They didnt let anyone know
what they were doing, says Jabo
village headman Ja Ka Shay. The vil-
lagers fined the researchers 15,000
baht, about $430, for disturbing the
visited the massive cave at Tham of Sittipong Dilokwanich of Mahi- coffins and possibly inviting bad
Lod. It was there, at a rock shelter dol University. Researchers collected spirits into the village. We used the
near the cave, that Rasmis team data on the areas limestone topog- money to pay for two pigs and rice,
excavated the remains of northern raphy and mapped and investigated says Ja, for a feast to send all the bad
Thailands two oldest human skele- numerous Log Coffin Culture sites. spirits away. Rasmi apologized to
tonsboth adults, one female and They recorded at least 50 different the villagers. We should inform and
one of indeterminate sex, each more coffin carving styles and discovered respect the community, she says.
than 12,000 years old. a human tooth bearing drilled holes I think we handled it pretty well
Spies remembers that his first plugged with metal, evidence of den- and we are good friends of the Jabo
encounter with cave archaeology tistry. Spiess own explorations have communities now. Ja agrees. But in
came while exploring the deepest located coffins, pottery, bones, stone retrospect he says hed rather there
reaches of Tham Lod in 1977. Go in tools, and possible ancient habita- had been no drilling. Better to leave
there, said a Shan woman pointing tion sites throughout the region. it alone, he says.
toward a dark hole in the wall. So he These days, when I find something There are many others who can
did. Weathered sections of hollowed somewhere, I start thinking of a pat- attest to the powers of Pi Maen
and carved logs, up to 21 feet long, tern, he tells me. He believes he has spirits. Jee Kamsuk, the Ban Rai
lay scattered in piles, he wrote in his also found Neolithic cemeteries and villager, remembers the days when
memoir, Wild Times. Fragments more than 100 open-air, stone-tool he could hear Pi Maen voices in the
of coarse pottery and broken bone sites scattered across ridges high trees. It was a sound so soft, like
littered the floor nearby. I found a above rivers. floating in the air, he says. But that
human molar and guessed we had Spies admits his brand of was a long time ago. The modern
entered a burial chamber of people archaeology is free from academic world has come to northern Thai-
who had lived in the area long before constraintsnamely degrees and land, and with it noise. Electricity,

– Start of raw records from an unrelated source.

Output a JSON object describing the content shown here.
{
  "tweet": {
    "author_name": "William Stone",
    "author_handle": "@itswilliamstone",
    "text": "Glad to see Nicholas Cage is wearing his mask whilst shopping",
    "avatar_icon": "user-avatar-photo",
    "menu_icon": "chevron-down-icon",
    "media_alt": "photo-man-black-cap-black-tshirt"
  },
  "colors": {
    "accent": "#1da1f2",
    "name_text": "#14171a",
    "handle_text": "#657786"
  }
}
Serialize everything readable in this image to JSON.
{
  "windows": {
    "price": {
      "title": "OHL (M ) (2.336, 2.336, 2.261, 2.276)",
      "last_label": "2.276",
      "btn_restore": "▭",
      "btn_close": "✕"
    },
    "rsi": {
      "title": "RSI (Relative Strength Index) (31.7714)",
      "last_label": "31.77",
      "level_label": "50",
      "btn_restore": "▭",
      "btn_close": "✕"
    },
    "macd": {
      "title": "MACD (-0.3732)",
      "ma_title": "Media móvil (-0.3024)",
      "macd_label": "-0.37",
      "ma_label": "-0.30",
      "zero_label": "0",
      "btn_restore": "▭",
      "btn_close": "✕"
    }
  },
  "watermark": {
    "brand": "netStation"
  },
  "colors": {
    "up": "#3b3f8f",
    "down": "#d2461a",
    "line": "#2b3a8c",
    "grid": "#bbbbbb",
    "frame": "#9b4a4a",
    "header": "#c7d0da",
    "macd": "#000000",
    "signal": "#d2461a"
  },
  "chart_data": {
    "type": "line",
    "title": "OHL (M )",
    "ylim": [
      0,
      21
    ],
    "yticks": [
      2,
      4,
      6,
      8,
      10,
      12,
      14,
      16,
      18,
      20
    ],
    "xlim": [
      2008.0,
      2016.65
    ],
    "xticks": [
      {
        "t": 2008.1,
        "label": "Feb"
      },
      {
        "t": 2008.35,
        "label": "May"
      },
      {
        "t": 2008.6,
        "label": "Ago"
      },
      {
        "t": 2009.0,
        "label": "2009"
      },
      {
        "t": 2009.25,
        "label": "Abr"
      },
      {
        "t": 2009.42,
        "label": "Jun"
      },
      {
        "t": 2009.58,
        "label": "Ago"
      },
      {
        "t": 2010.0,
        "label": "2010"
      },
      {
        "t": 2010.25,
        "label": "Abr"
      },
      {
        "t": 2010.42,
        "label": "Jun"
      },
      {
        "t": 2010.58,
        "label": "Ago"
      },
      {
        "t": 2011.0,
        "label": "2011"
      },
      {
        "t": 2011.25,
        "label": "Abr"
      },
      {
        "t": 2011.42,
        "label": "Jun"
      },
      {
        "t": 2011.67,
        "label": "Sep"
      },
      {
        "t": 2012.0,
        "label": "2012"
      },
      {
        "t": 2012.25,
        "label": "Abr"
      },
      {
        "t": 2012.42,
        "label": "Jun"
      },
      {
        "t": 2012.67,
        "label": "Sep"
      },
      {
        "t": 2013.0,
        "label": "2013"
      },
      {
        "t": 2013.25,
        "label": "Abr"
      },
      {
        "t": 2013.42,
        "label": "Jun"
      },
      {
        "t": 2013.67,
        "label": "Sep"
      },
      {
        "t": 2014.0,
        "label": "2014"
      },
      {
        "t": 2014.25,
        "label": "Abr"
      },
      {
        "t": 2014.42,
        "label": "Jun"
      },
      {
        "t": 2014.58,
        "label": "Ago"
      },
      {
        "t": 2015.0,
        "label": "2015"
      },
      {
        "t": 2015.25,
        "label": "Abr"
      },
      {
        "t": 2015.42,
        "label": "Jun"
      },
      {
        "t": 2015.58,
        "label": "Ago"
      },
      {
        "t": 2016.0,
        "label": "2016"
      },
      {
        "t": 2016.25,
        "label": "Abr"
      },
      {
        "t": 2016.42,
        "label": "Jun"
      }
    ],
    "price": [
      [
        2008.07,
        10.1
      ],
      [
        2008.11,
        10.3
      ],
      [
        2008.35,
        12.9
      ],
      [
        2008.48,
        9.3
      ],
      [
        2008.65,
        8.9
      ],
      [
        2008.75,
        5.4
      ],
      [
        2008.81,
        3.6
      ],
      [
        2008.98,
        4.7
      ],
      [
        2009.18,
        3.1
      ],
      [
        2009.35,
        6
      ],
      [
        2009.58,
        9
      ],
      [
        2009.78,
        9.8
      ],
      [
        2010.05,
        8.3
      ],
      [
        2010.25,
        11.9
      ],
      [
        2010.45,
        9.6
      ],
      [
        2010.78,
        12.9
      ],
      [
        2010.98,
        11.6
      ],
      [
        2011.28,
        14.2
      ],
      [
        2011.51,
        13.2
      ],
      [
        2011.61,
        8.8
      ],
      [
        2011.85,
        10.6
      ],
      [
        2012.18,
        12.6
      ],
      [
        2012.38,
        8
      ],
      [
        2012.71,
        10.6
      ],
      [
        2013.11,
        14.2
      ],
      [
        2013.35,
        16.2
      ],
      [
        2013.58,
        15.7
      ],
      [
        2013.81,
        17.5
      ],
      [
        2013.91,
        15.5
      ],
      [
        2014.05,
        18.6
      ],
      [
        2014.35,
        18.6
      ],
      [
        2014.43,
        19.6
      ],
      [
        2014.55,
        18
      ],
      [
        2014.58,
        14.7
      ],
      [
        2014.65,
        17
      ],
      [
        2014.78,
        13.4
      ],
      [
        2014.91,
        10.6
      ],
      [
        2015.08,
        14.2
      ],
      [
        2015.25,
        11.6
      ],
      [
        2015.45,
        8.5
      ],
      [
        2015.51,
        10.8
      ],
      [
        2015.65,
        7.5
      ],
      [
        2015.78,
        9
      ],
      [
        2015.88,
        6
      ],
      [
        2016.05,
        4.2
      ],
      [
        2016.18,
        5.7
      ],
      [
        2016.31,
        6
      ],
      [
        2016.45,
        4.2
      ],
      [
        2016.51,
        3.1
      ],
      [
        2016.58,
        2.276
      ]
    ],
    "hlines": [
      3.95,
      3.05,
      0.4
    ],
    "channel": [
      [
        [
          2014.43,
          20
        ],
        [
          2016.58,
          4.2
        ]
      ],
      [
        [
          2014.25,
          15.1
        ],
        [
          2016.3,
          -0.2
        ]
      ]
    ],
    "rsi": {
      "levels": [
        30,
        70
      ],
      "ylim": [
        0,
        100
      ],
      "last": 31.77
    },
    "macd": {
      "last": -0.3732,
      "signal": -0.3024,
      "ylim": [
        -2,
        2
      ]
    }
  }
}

the Shan. Back then, scientific infor- peer-reviewed publicationsand TVs, motorcyclesso much has
mation was even scarcer than it is is far more open to speculation. He changed in the last few decades. Jee
now. It seemed that foreign and Thai looks around, considers the big pic- thinks chaos has disturbed the air
archaeologists were either unaware ture, and imagines the past. He often and distressed the spirits. There are
of or uninterested in the prehistoric informs Rasmi of new sitesmost so many modern things, I think Pi
cemeteries, Spies wrote. of which will remain undisturbed Maen doesnt exist anymore, he says.
More than 20 years later, Spies inside caves or on rocky slopes until All that remain are the giant log cof-
helped Rasmi with her research. In somebody comes up with the fund- fins along rocky ledges and nestled in
1998 and 1999 he also worked on a ing to document them properly. corners of serpentine caves. n
two-year project sponsored by the Meanwhile, the science of archae-
Thai Research Fund, a government- ology remains elusive to many locals, Karen J. Coates is a journalist who
supported body established to pro- who regard the caves and coffins splits her time between Asia and the
mote research, under the direction with spiritual reverence. Rasmis American Southwest.

54 Archaeology September/October 2009